Steering and targeting are other lessons that biology could teach us; for an example of a nanomachine that moves, navigates and delivers a payload, look at a sperm cell. ‘We don’t have targeting agents yet, but they could come soon — you would want some kind of ligand or receptor that would detect or bind to compounds on a cell surface.’ Finding such agents is the stock-in-trade of medicinal chemistry, where receptor blockers are used to inhibit cell functions that, for example, are part of the processes that increase blood pressure.

The issue of intelligence, or at least information processing, would seem to be the trickiest of all. But again, it is only tricky if you are thinking of electronic information processing. Imagine instead the simple logic steps that make up the process of computing, and the situation starts to look very different.

‘You can actually do some pretty complicated logic with networks of interconnected chemicals,’ Jones said. ‘One example would be a shell that self-destructs when it encounters an acidic environment, and even that very basic intelligence could be useful, because if you have a polymersome that has taken inside a cell by entocytosis, you find that the interior of the cell, the vacuole, is more acidic than the outside.’ From this starting point, Jones said, more complicated logic systems could be built, that would release a payload when they encounter a combination of chemical signals. ‘This is another form of programming we are talking about here, but it is still programming and processing.’ One project to look at such systems is about to start in the UK. Involving Nottingham, Oxford and Glasgow universities, the three-year project aims to evaluate whether the signals that natural cells use can be imitated by synthetic cells in such a way that the natural cells can’t tell the difference. This nanoscale Turing test could lead the way towards smart antibiotics, targeted drug carriers and intelligent agents for tissue repair, the research teams say.

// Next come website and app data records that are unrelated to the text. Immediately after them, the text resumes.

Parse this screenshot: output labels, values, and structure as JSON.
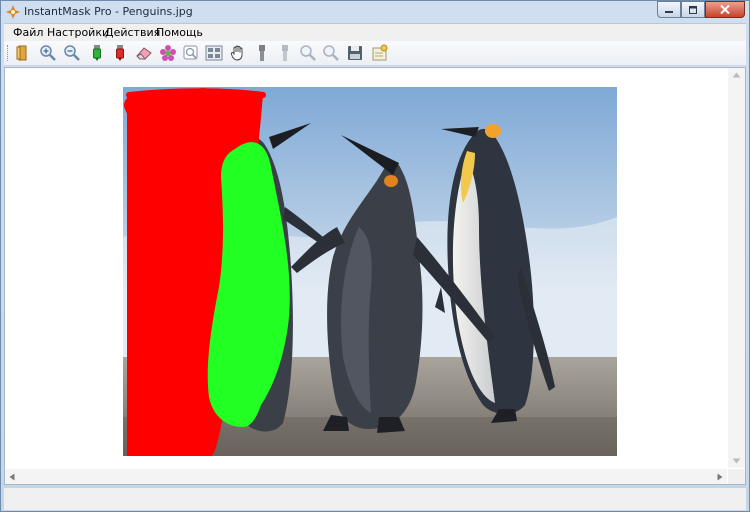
{
  "window": {
    "title": "InstantMask Pro - Penguins.jpg"
  },
  "menu": [
    {
      "label": "Файл"
    },
    {
      "label": "Настройки"
    },
    {
      "label": "Действия"
    },
    {
      "label": "Помощь"
    }
  ],
  "toolbar": {
    "tools": [
      {
        "icon": "open-book-icon"
      },
      {
        "icon": "zoom-in-icon"
      },
      {
        "icon": "zoom-out-icon"
      },
      {
        "icon": "green-marker-icon"
      },
      {
        "icon": "red-marker-icon"
      },
      {
        "icon": "eraser-icon"
      },
      {
        "icon": "flower-icon"
      },
      {
        "icon": "preview-icon"
      },
      {
        "icon": "layout-icon"
      },
      {
        "icon": "hand-icon"
      },
      {
        "icon": "brush-icon"
      },
      {
        "icon": "brush-disabled-icon"
      },
      {
        "icon": "zoom-fit-icon"
      },
      {
        "icon": "zoom-actual-icon"
      },
      {
        "icon": "save-icon"
      },
      {
        "icon": "export-icon"
      }
    ]
  },
  "colors": {
    "foreground_mark": "#22ff22",
    "background_mark": "#ff0000",
    "sky": "#8fb6dc",
    "sand": "#9c958c"
  }
}
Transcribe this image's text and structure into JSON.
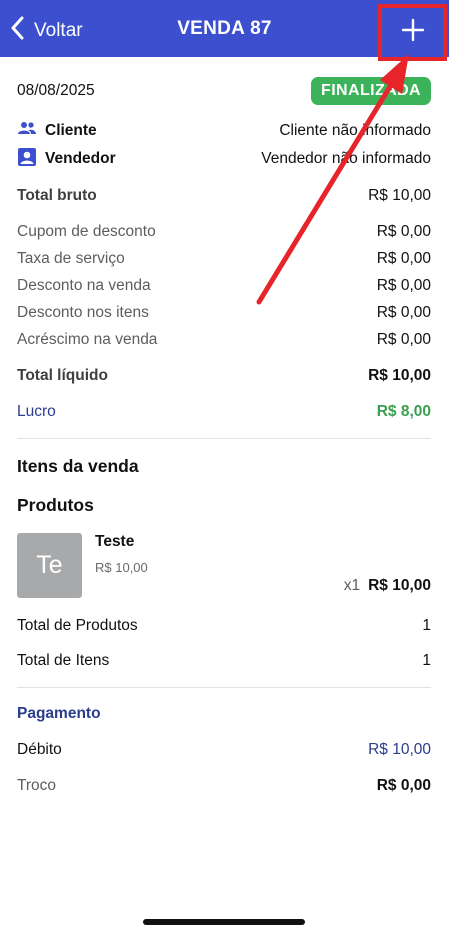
{
  "header": {
    "back_label": "Voltar",
    "title": "VENDA 87"
  },
  "sale": {
    "date": "08/08/2025",
    "status": "FINALIZADA",
    "cliente_label": "Cliente",
    "cliente_value": "Cliente não informado",
    "vendedor_label": "Vendedor",
    "vendedor_value": "Vendedor não informado"
  },
  "totals": {
    "total_bruto_label": "Total bruto",
    "total_bruto_value": "R$ 10,00",
    "cupom_label": "Cupom de desconto",
    "cupom_value": "R$ 0,00",
    "taxa_label": "Taxa de serviço",
    "taxa_value": "R$ 0,00",
    "desc_venda_label": "Desconto na venda",
    "desc_venda_value": "R$ 0,00",
    "desc_itens_label": "Desconto nos itens",
    "desc_itens_value": "R$ 0,00",
    "acrescimo_label": "Acréscimo na venda",
    "acrescimo_value": "R$ 0,00",
    "total_liquido_label": "Total líquido",
    "total_liquido_value": "R$ 10,00",
    "lucro_label": "Lucro",
    "lucro_value": "R$ 8,00"
  },
  "items": {
    "section_title": "Itens da venda",
    "products_title": "Produtos",
    "product": {
      "thumb_initials": "Te",
      "name": "Teste",
      "unit_price": "R$ 10,00",
      "qty": "x1",
      "total": "R$ 10,00"
    },
    "total_produtos_label": "Total de Produtos",
    "total_produtos_value": "1",
    "total_itens_label": "Total de Itens",
    "total_itens_value": "1"
  },
  "payment": {
    "section_title": "Pagamento",
    "debito_label": "Débito",
    "debito_value": "R$ 10,00",
    "troco_label": "Troco",
    "troco_value": "R$ 0,00"
  },
  "colors": {
    "header": "#3c4fcf",
    "status_badge": "#3cb35a",
    "accent_blue": "#2a3c8c",
    "profit_green": "#3aa04f",
    "annotation_red": "#e8242b"
  },
  "icons": {
    "back": "chevron-left-icon",
    "add": "plus-icon",
    "cliente": "people-icon",
    "vendedor": "person-badge-icon"
  }
}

The active agents themselves, the part of the nanobot that burns out infection or destroys cancerous tissues, is also likely to be a chemical. ‘We have to be talking about highly sophisticated drug delivery here, if we are talking about the true nano-scale,’ Jones said. ‘You wouldn’t physically destroy cells, you would attack them chemically.’

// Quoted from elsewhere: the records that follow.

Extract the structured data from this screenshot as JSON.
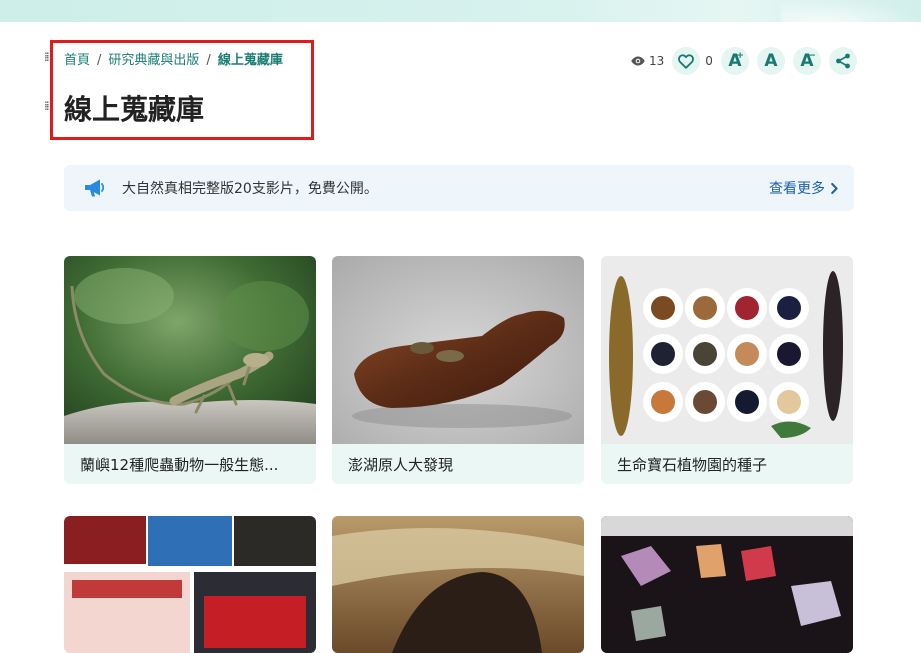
{
  "breadcrumb": {
    "home": "首頁",
    "level1": "研究典藏與出版",
    "current": "線上蒐藏庫",
    "separator": "/"
  },
  "page": {
    "title": "線上蒐藏庫"
  },
  "toolbar": {
    "views": "13",
    "likes": "0",
    "font_increase": "A",
    "font_increase_sup": "+",
    "font_normal": "A",
    "font_decrease": "A",
    "font_decrease_sup": "−"
  },
  "notice": {
    "text": "大自然真相完整版20支影片，免費公開。",
    "more_label": "查看更多"
  },
  "cards": [
    {
      "title": "蘭嶼12種爬蟲動物一般生態..."
    },
    {
      "title": "澎湖原人大發現"
    },
    {
      "title": "生命寶石植物園的種子"
    }
  ],
  "icons": {
    "views": "eye-icon",
    "like": "heart-icon",
    "share": "share-icon",
    "notice": "megaphone-icon",
    "more": "chevron-right-icon"
  },
  "colors": {
    "accent": "#177a70",
    "link": "#1d5fa7",
    "highlight": "#e01b1b",
    "notice_bg": "#eef6fb",
    "card_bg": "#eaf7f5"
  }
}
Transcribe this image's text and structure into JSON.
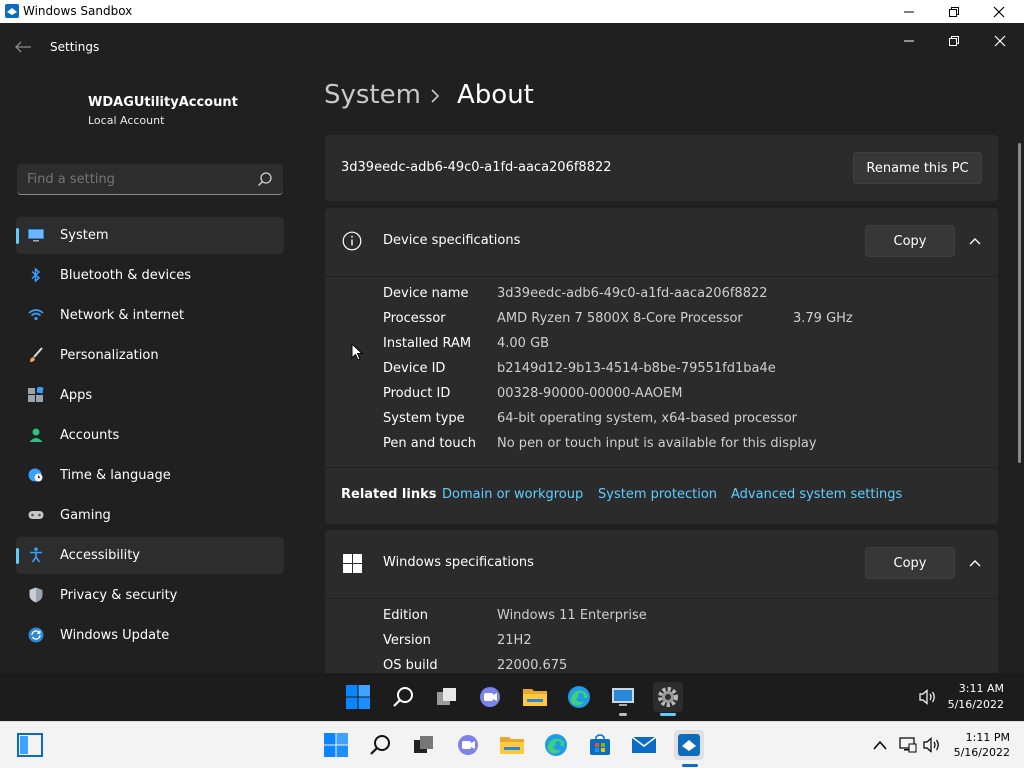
{
  "sandbox": {
    "title": "Windows Sandbox"
  },
  "settings_window": {
    "title": "Settings"
  },
  "user": {
    "name": "WDAGUtilityAccount",
    "type": "Local Account"
  },
  "search": {
    "placeholder": "Find a setting"
  },
  "nav": [
    {
      "label": "System",
      "icon": "system-icon",
      "active": true
    },
    {
      "label": "Bluetooth & devices",
      "icon": "bluetooth-icon"
    },
    {
      "label": "Network & internet",
      "icon": "wifi-icon"
    },
    {
      "label": "Personalization",
      "icon": "brush-icon"
    },
    {
      "label": "Apps",
      "icon": "apps-icon"
    },
    {
      "label": "Accounts",
      "icon": "person-icon"
    },
    {
      "label": "Time & language",
      "icon": "globe-clock-icon"
    },
    {
      "label": "Gaming",
      "icon": "controller-icon"
    },
    {
      "label": "Accessibility",
      "icon": "accessibility-icon",
      "hover": true
    },
    {
      "label": "Privacy & security",
      "icon": "shield-icon"
    },
    {
      "label": "Windows Update",
      "icon": "update-icon"
    }
  ],
  "breadcrumb": {
    "parent": "System",
    "current": "About"
  },
  "pc": {
    "name": "3d39eedc-adb6-49c0-a1fd-aaca206f8822",
    "rename_label": "Rename this PC"
  },
  "device_specs": {
    "title": "Device specifications",
    "copy_label": "Copy",
    "rows": [
      {
        "key": "Device name",
        "value": "3d39eedc-adb6-49c0-a1fd-aaca206f8822",
        "extra": ""
      },
      {
        "key": "Processor",
        "value": "AMD Ryzen 7 5800X 8-Core Processor",
        "extra": "3.79 GHz"
      },
      {
        "key": "Installed RAM",
        "value": "4.00 GB",
        "extra": ""
      },
      {
        "key": "Device ID",
        "value": "b2149d12-9b13-4514-b8be-79551fd1ba4e",
        "extra": ""
      },
      {
        "key": "Product ID",
        "value": "00328-90000-00000-AAOEM",
        "extra": ""
      },
      {
        "key": "System type",
        "value": "64-bit operating system, x64-based processor",
        "extra": ""
      },
      {
        "key": "Pen and touch",
        "value": "No pen or touch input is available for this display",
        "extra": ""
      }
    ]
  },
  "related_links": {
    "label": "Related links",
    "links": [
      "Domain or workgroup",
      "System protection",
      "Advanced system settings"
    ]
  },
  "windows_specs": {
    "title": "Windows specifications",
    "copy_label": "Copy",
    "rows": [
      {
        "key": "Edition",
        "value": "Windows 11 Enterprise"
      },
      {
        "key": "Version",
        "value": "21H2"
      },
      {
        "key": "OS build",
        "value": "22000.675"
      }
    ]
  },
  "inner_taskbar": {
    "time": "3:11 AM",
    "date": "5/16/2022"
  },
  "outer_taskbar": {
    "time": "1:11 PM",
    "date": "5/16/2022"
  },
  "colors": {
    "accent": "#60cdff",
    "background": "#202020",
    "card": "#2b2b2b"
  }
}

While there are many projects aiming at medical nanobots, Jones believes that the practical technology is still decades away. ‘There will be incremental steps, but a system that includes real processing power and propulsion, which we could meaningfully call a robot, is still at least 20 years off.’